+++ Material for the task +++
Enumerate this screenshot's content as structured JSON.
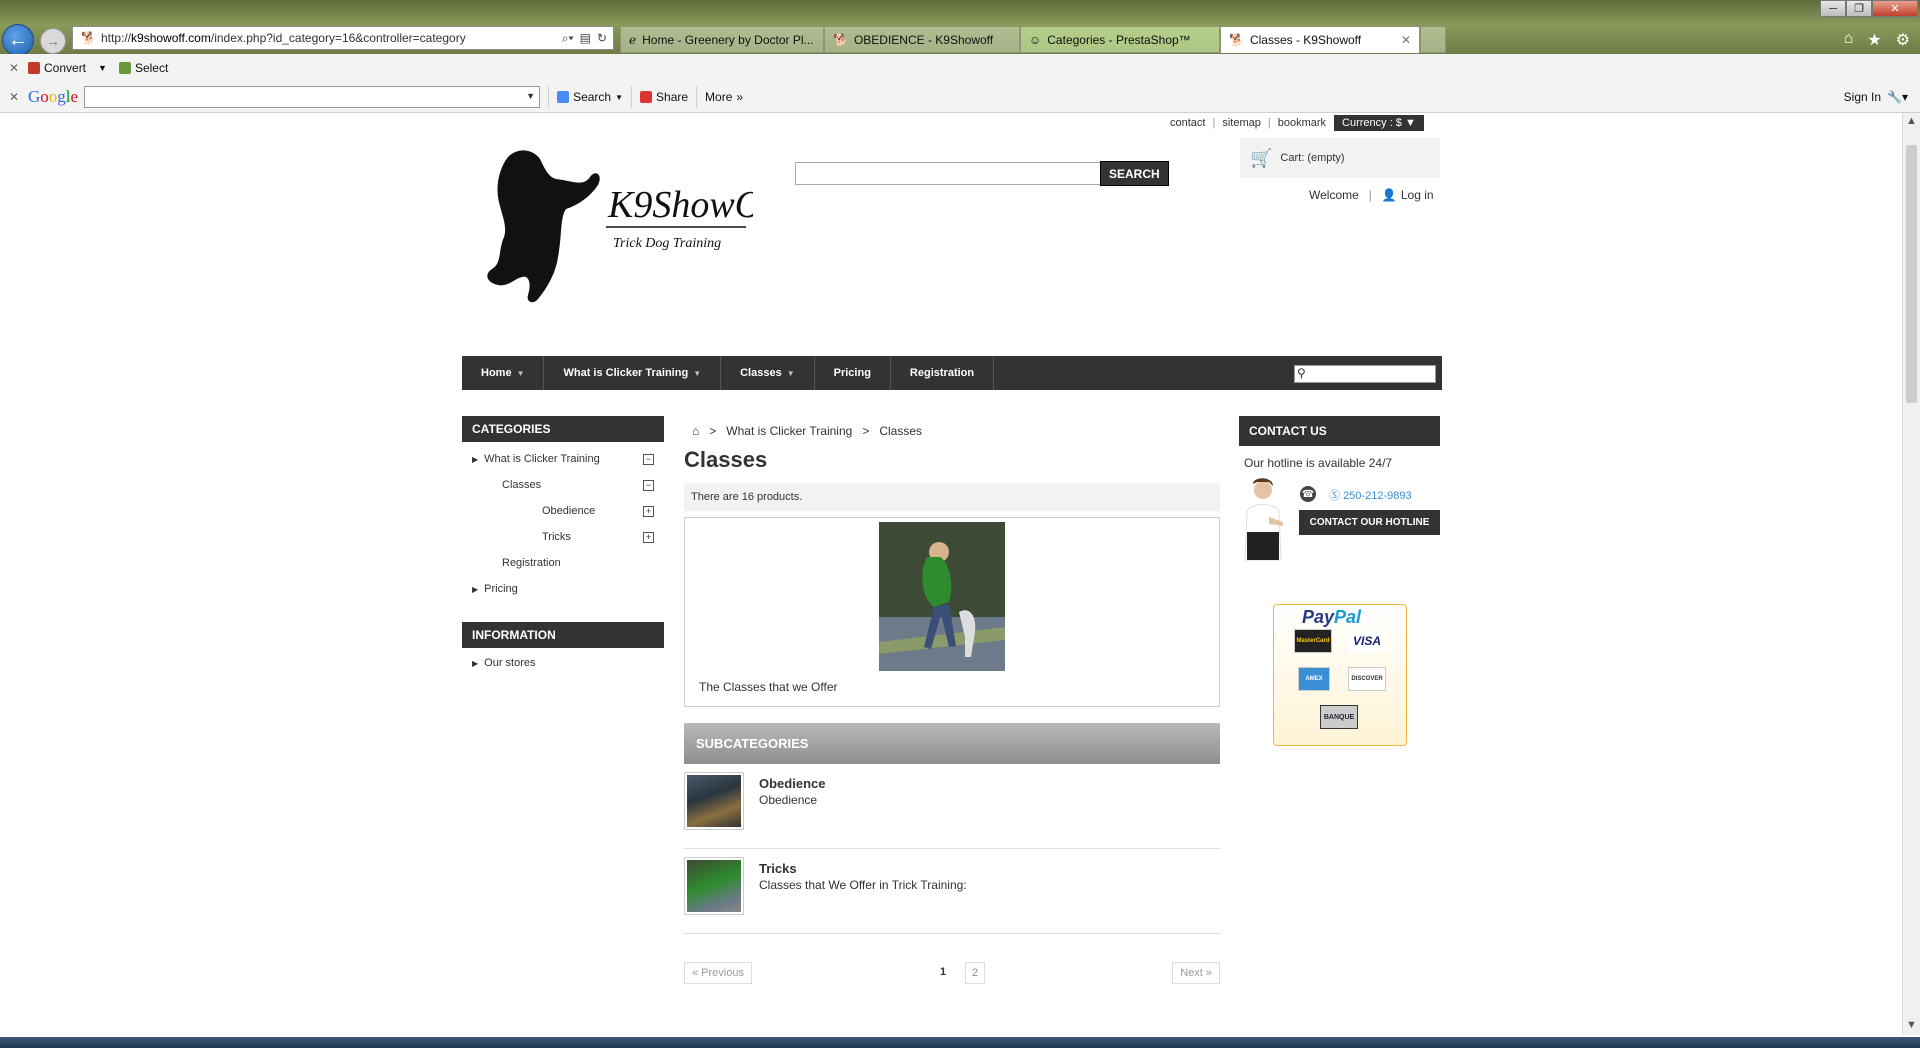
{
  "browser": {
    "url_prefix": "http://",
    "url_domain": "k9showoff.com",
    "url_path": "/index.php?id_category=16&controller=category",
    "tabs": [
      {
        "label": "Home - Greenery by Doctor Pl..."
      },
      {
        "label": "OBEDIENCE - K9Showoff"
      },
      {
        "label": "Categories - PrestaShop™"
      },
      {
        "label": "Classes - K9Showoff"
      }
    ],
    "command_bar": {
      "convert": "Convert",
      "select": "Select"
    },
    "google_bar": {
      "search": "Search",
      "share": "Share",
      "more": "More",
      "sign_in": "Sign In"
    }
  },
  "header": {
    "links": [
      "contact",
      "sitemap",
      "bookmark"
    ],
    "currency": "Currency : $",
    "search_button": "SEARCH",
    "cart": "Cart: (empty)",
    "welcome": "Welcome",
    "login": "Log in"
  },
  "menu": {
    "items": [
      "Home",
      "What is Clicker Training",
      "Classes",
      "Pricing",
      "Registration"
    ]
  },
  "categories": {
    "title": "CATEGORIES",
    "items": [
      "What is Clicker Training",
      "Classes",
      "Obedience",
      "Tricks",
      "Registration",
      "Pricing"
    ],
    "information_title": "INFORMATION",
    "information_items": [
      "Our stores"
    ]
  },
  "main": {
    "breadcrumb": [
      "What is Clicker Training",
      "Classes"
    ],
    "breadcrumb_sep": ">",
    "title": "Classes",
    "count_text": "There are 16 products.",
    "description": "The Classes that we Offer",
    "subcategories_title": "SUBCATEGORIES",
    "subcategories": [
      {
        "name": "Obedience",
        "desc": "Obedience"
      },
      {
        "name": "Tricks",
        "desc": "Classes that We Offer in Trick Training:"
      }
    ],
    "pager": {
      "prev": "« Previous",
      "next": "Next »",
      "pages": [
        "1",
        "2"
      ]
    }
  },
  "contact": {
    "title": "CONTACT US",
    "hotline_text": "Our hotline is available 24/7",
    "phone": "250-212-9893",
    "button": "CONTACT OUR HOTLINE"
  },
  "paypal": {
    "logo_a": "Pay",
    "logo_b": "Pal",
    "cards": [
      "MasterCard",
      "VISA",
      "AMEX",
      "DISCOVER",
      "BANQUE"
    ]
  }
}
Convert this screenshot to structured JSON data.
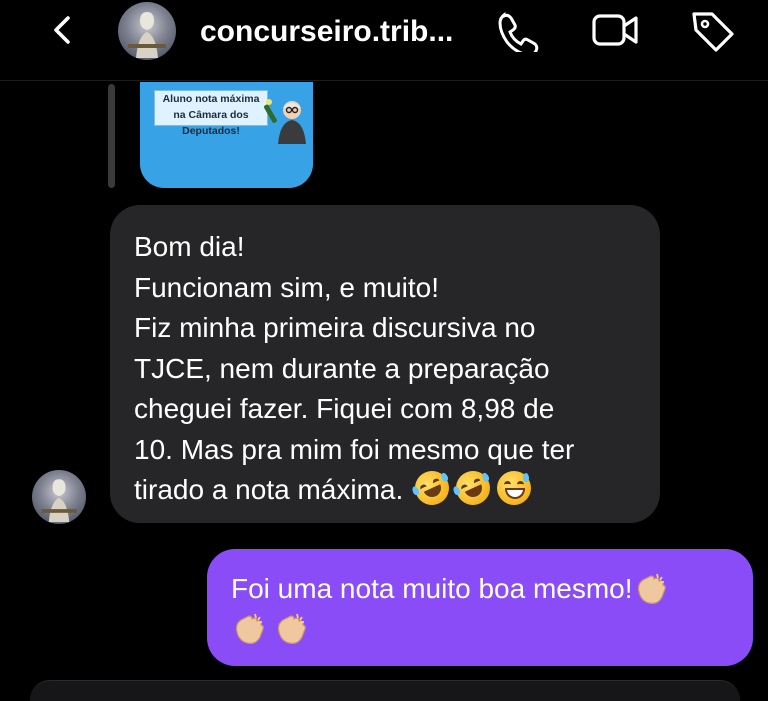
{
  "header": {
    "title": "concurseiro.trib...",
    "icons": [
      "chevron-left-icon",
      "phone-icon",
      "video-camera-icon",
      "tag-icon"
    ]
  },
  "shared_post": {
    "note": "Aluno nota máxima na Câmara dos Deputados!",
    "color": "#37a3e6"
  },
  "incoming_message": {
    "lines": [
      "Bom dia!",
      "Funcionam sim, e muito!",
      "Fiz minha primeira discursiva no",
      "TJCE, nem durante a preparação",
      "cheguei fazer. Fiquei com 8,98 de",
      "10. Mas pra mim foi mesmo que ter",
      "tirado a nota máxima."
    ],
    "emojis": [
      "rolling-laughing-emoji",
      "rolling-laughing-emoji",
      "grinning-sweat-emoji"
    ],
    "color": "#262628"
  },
  "outgoing_message": {
    "text": "Foi uma nota muito boa mesmo!",
    "emojis": [
      "clapping-hands-emoji",
      "clapping-hands-emoji",
      "clapping-hands-emoji"
    ],
    "color": "#8a4cf6"
  }
}
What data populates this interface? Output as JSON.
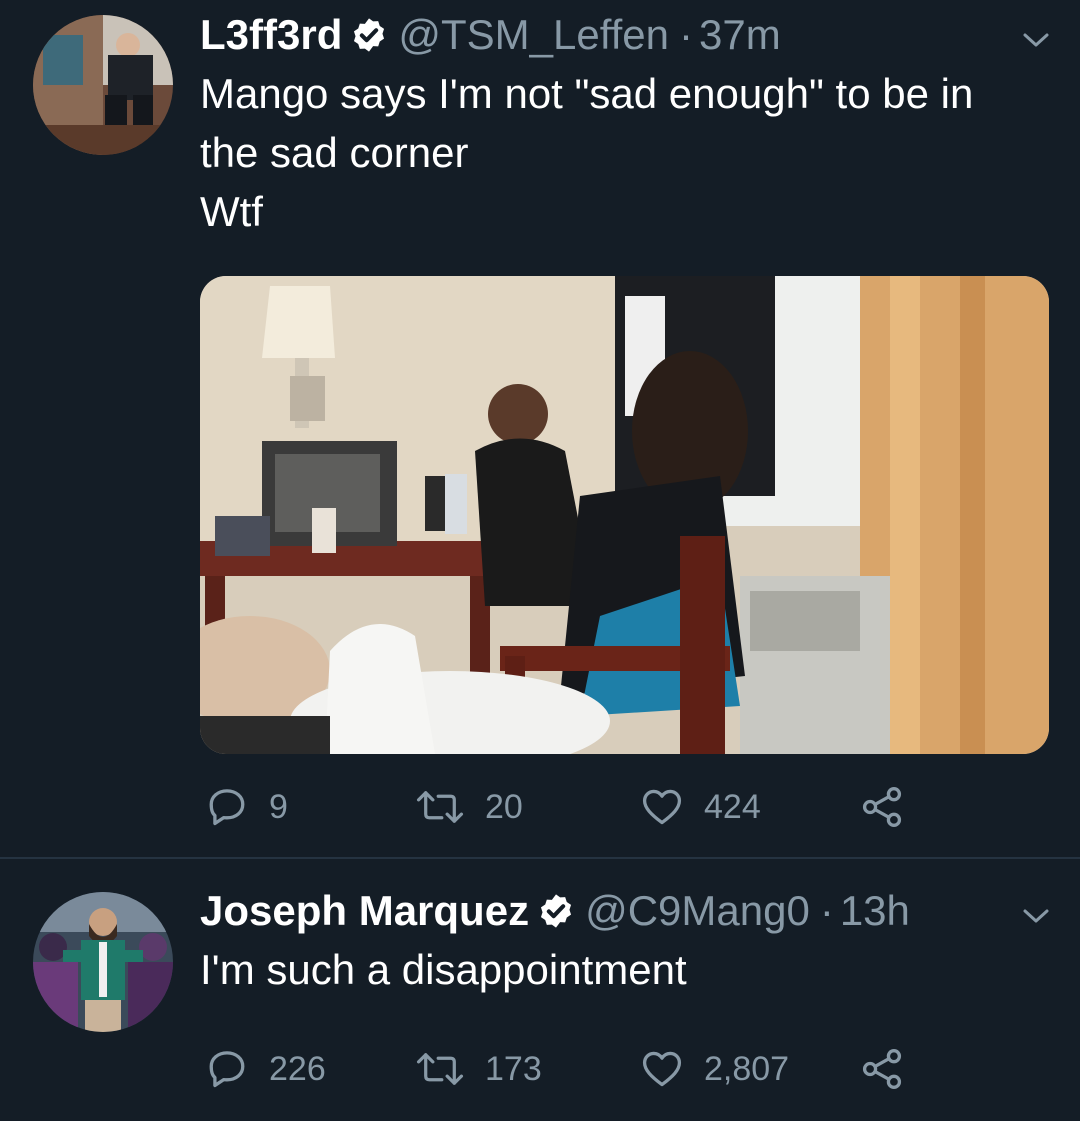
{
  "tweets": [
    {
      "name": "L3ff3rd",
      "handle": "@TSM_Leffen",
      "separator": "·",
      "time": "37m",
      "text": "Mango says I'm not \"sad enough\" to be in\nthe sad corner\nWtf",
      "replies": "9",
      "retweets": "20",
      "likes": "424"
    },
    {
      "name": "Joseph Marquez",
      "handle": "@C9Mang0",
      "separator": "·",
      "time": "13h",
      "text": "I'm such a disappointment",
      "replies": "226",
      "retweets": "173",
      "likes": "2,807"
    }
  ],
  "icons": {
    "verified": "verified-badge-icon",
    "caret": "chevron-down-icon",
    "reply": "reply-icon",
    "retweet": "retweet-icon",
    "like": "heart-icon",
    "share": "share-icon"
  },
  "colors": {
    "background": "#141d26",
    "text": "#ffffff",
    "secondary": "#8899a6",
    "divider": "#253341"
  }
}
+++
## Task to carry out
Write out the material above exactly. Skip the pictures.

## Answer to the problem
Enumerate this screenshot's content as structured JSON.
{
  "browser": {
    "url_prefix": "http://",
    "url_domain": "k9showoff.com",
    "url_path": "/index.php?id_category=16&controller=category",
    "tabs": [
      {
        "label": "Home - Greenery by Doctor Pl..."
      },
      {
        "label": "OBEDIENCE - K9Showoff"
      },
      {
        "label": "Categories - PrestaShop™"
      },
      {
        "label": "Classes - K9Showoff"
      }
    ],
    "command_bar": {
      "convert": "Convert",
      "select": "Select"
    },
    "google_bar": {
      "search": "Search",
      "share": "Share",
      "more": "More",
      "sign_in": "Sign In"
    }
  },
  "header": {
    "links": [
      "contact",
      "sitemap",
      "bookmark"
    ],
    "currency": "Currency : $",
    "search_button": "SEARCH",
    "cart": "Cart: (empty)",
    "welcome": "Welcome",
    "login": "Log in"
  },
  "menu": {
    "items": [
      "Home",
      "What is Clicker Training",
      "Classes",
      "Pricing",
      "Registration"
    ]
  },
  "categories": {
    "title": "CATEGORIES",
    "items": [
      "What is Clicker Training",
      "Classes",
      "Obedience",
      "Tricks",
      "Registration",
      "Pricing"
    ],
    "information_title": "INFORMATION",
    "information_items": [
      "Our stores"
    ]
  },
  "main": {
    "breadcrumb": [
      "What is Clicker Training",
      "Classes"
    ],
    "breadcrumb_sep": ">",
    "title": "Classes",
    "count_text": "There are 16 products.",
    "description": "The Classes that we Offer",
    "subcategories_title": "SUBCATEGORIES",
    "subcategories": [
      {
        "name": "Obedience",
        "desc": "Obedience"
      },
      {
        "name": "Tricks",
        "desc": "Classes that We Offer in Trick Training:"
      }
    ],
    "pager": {
      "prev": "« Previous",
      "next": "Next »",
      "pages": [
        "1",
        "2"
      ]
    }
  },
  "contact": {
    "title": "CONTACT US",
    "hotline_text": "Our hotline is available 24/7",
    "phone": "250-212-9893",
    "button": "CONTACT OUR HOTLINE"
  },
  "paypal": {
    "logo_a": "Pay",
    "logo_b": "Pal",
    "cards": [
      "MasterCard",
      "VISA",
      "AMEX",
      "DISCOVER",
      "BANQUE"
    ]
  }
}
Convert this screenshot to structured JSON data.
{
  "header": {
    "title": "concurseiro.trib...",
    "icons": [
      "chevron-left-icon",
      "phone-icon",
      "video-camera-icon",
      "tag-icon"
    ]
  },
  "shared_post": {
    "note": "Aluno nota máxima na Câmara dos Deputados!",
    "color": "#37a3e6"
  },
  "incoming_message": {
    "lines": [
      "Bom dia!",
      "Funcionam sim, e muito!",
      "Fiz minha primeira discursiva no",
      "TJCE, nem durante a preparação",
      "cheguei fazer. Fiquei com 8,98 de",
      "10. Mas pra mim foi mesmo que ter",
      "tirado a nota máxima."
    ],
    "emojis": [
      "rolling-laughing-emoji",
      "rolling-laughing-emoji",
      "grinning-sweat-emoji"
    ],
    "color": "#262628"
  },
  "outgoing_message": {
    "text": "Foi uma nota muito boa mesmo!",
    "emojis": [
      "clapping-hands-emoji",
      "clapping-hands-emoji",
      "clapping-hands-emoji"
    ],
    "color": "#8a4cf6"
  }
}
What data populates this interface? Output as JSON.
{
  "tweets": [
    {
      "name": "L3ff3rd",
      "handle": "@TSM_Leffen",
      "separator": "·",
      "time": "37m",
      "text": "Mango says I'm not \"sad enough\" to be in\nthe sad corner\nWtf",
      "replies": "9",
      "retweets": "20",
      "likes": "424"
    },
    {
      "name": "Joseph Marquez",
      "handle": "@C9Mang0",
      "separator": "·",
      "time": "13h",
      "text": "I'm such a disappointment",
      "replies": "226",
      "retweets": "173",
      "likes": "2,807"
    }
  ],
  "icons": {
    "verified": "verified-badge-icon",
    "caret": "chevron-down-icon",
    "reply": "reply-icon",
    "retweet": "retweet-icon",
    "like": "heart-icon",
    "share": "share-icon"
  },
  "colors": {
    "background": "#141d26",
    "text": "#ffffff",
    "secondary": "#8899a6",
    "divider": "#253341"
  }
}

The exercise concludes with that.